Copy each line containing the word "Clear" from the records that follow, please.

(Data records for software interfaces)
------------
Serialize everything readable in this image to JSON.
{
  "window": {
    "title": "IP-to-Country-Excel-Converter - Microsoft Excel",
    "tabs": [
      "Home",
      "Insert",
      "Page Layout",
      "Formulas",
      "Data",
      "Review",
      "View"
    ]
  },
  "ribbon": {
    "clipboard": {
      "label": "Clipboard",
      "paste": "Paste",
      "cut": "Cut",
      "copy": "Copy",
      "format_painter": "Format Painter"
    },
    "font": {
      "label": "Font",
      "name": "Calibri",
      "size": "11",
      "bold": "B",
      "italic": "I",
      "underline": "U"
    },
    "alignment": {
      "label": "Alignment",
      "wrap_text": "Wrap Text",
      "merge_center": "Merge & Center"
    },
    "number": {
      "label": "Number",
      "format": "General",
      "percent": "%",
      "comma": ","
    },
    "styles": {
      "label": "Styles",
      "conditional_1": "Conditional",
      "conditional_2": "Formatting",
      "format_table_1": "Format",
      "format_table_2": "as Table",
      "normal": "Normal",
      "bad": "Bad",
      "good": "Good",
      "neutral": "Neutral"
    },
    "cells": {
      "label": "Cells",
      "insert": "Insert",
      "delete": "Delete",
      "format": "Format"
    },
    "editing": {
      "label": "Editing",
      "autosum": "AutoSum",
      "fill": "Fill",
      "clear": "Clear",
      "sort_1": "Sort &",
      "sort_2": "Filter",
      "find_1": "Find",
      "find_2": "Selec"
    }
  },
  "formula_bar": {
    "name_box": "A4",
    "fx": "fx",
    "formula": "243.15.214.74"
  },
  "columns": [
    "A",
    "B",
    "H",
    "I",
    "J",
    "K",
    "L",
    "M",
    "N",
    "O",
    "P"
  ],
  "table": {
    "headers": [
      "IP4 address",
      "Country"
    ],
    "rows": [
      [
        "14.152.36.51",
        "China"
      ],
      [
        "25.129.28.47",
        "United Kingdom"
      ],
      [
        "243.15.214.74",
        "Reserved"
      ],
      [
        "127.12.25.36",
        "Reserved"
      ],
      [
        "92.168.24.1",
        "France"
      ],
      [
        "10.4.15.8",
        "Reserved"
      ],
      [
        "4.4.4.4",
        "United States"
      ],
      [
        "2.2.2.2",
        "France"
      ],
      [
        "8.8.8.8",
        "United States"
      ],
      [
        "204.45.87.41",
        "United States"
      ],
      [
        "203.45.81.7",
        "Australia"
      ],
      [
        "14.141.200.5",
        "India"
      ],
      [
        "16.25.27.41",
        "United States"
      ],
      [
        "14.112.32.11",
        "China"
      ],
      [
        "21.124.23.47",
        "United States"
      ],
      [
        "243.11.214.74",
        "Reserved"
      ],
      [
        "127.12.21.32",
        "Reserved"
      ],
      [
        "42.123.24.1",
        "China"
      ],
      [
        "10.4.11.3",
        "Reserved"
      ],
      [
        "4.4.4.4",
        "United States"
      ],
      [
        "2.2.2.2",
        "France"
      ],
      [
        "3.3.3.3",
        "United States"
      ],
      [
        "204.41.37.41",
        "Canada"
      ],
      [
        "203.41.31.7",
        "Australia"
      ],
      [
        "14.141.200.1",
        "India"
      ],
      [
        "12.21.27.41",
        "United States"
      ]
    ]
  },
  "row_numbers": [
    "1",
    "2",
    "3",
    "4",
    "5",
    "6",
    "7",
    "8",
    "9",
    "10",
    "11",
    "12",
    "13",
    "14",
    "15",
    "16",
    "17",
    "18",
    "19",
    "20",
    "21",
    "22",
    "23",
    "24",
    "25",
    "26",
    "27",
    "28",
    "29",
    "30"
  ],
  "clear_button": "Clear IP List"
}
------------
[Response box]:
      "clear": "Clear",
  "clear_button": "Clear IP List"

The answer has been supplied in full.